Tommy returns to the betting parlour, where Arthur’s in a rage, because apparently the horse Tommy told all the poor people to bet on in the beginning actually won the race. Tommy tells him this is a good thing, because now everyone thinks the powder trick actually works, so the next time they do it, it won’t just be one street betting, but the whole area, and then the whole of Birmingham. Think big, Arthur. Arthur drinks instead.

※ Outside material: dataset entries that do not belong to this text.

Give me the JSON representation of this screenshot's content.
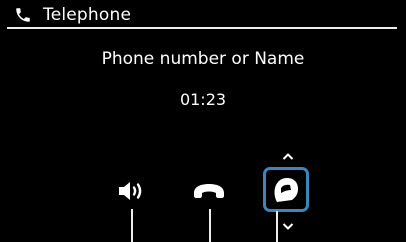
{
  "header": {
    "title": "Telephone",
    "icon": "phone-icon"
  },
  "call": {
    "prompt": "Phone number or Name",
    "duration": "01:23"
  },
  "controls": [
    {
      "name": "speaker-volume-button",
      "icon": "speaker-volume-icon"
    },
    {
      "name": "hang-up-button",
      "icon": "hang-up-icon"
    },
    {
      "name": "helmet-intercom-button",
      "icon": "helmet-icon",
      "selected": true
    }
  ],
  "colors": {
    "background": "#000000",
    "text": "#ffffff",
    "focus": "#3d86b8"
  }
}
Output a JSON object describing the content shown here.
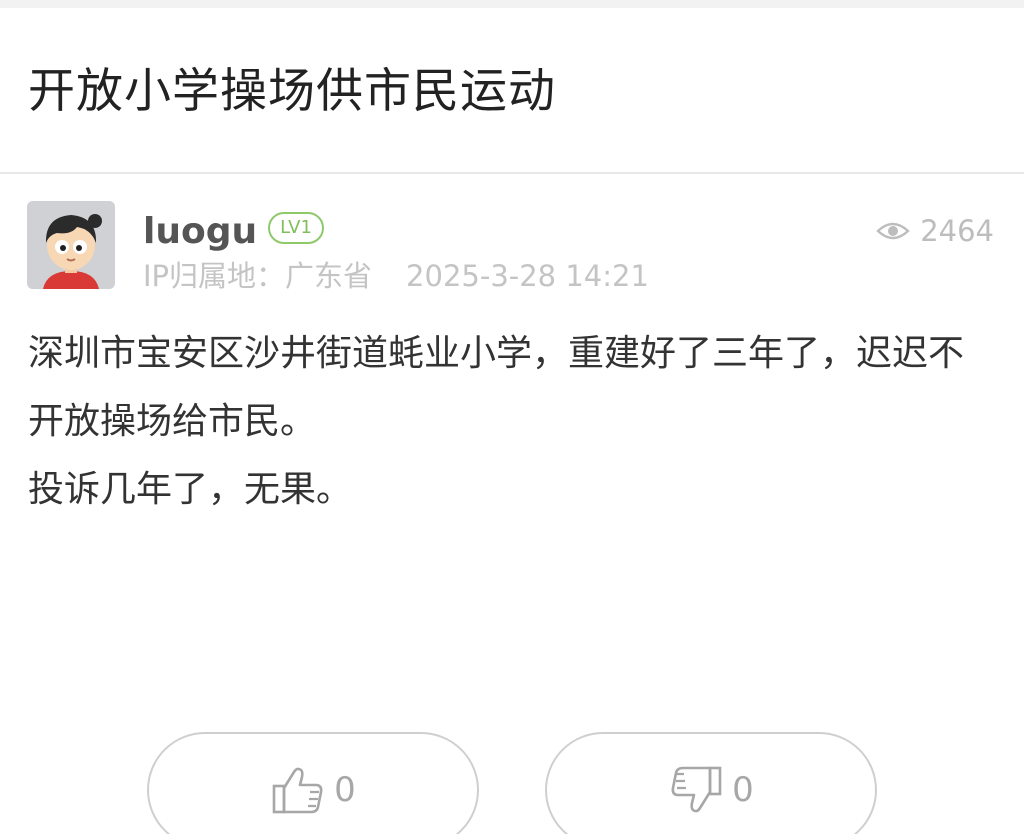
{
  "post": {
    "title": "开放小学操场供市民运动",
    "author": {
      "name": "luogu",
      "level": "LV1"
    },
    "ip_location": "IP归属地：广东省",
    "time": "2025-3-28 14:21",
    "views": "2464",
    "content": [
      "深圳市宝安区沙井街道蚝业小学，重建好了三年了，迟迟不开放操场给市民。",
      "投诉几年了，无果。"
    ]
  },
  "actions": {
    "like_count": "0",
    "dislike_count": "0"
  },
  "icons": {
    "views": "eye-icon",
    "like": "thumbs-up-icon",
    "dislike": "thumbs-down-icon"
  },
  "colors": {
    "level_badge": "#7fbf5a",
    "meta_text": "#c4c4c4",
    "title_text": "#222222"
  }
}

Remember that boat Danny was being taken away on? Uh, Danny emerges from the cabin, wondering what the hell happened. Apparently Tommy fired off a shell full of sheep brains. I’m not sure how that would work, but I’ll go with it. The boatman’s taking Danny to London, because Tommy has a job for him. Danny’s a Peaky Blinder now. And I do appreciate the visuals of this scene, with the boat (or, small barge, really) with one lit lantern moving through a rather close tunnel, the light reflecting off the damp walls and the water. That, with the world-weary ferryman gives this a real mythical rowing across the River Styx/crossing over feel to the scene.
Polly asks Tommy if he did the right thing, on the new moon the night before. He said he did and heads out into the snowy night, exchanging a glance with Grace as he passes Harry’s.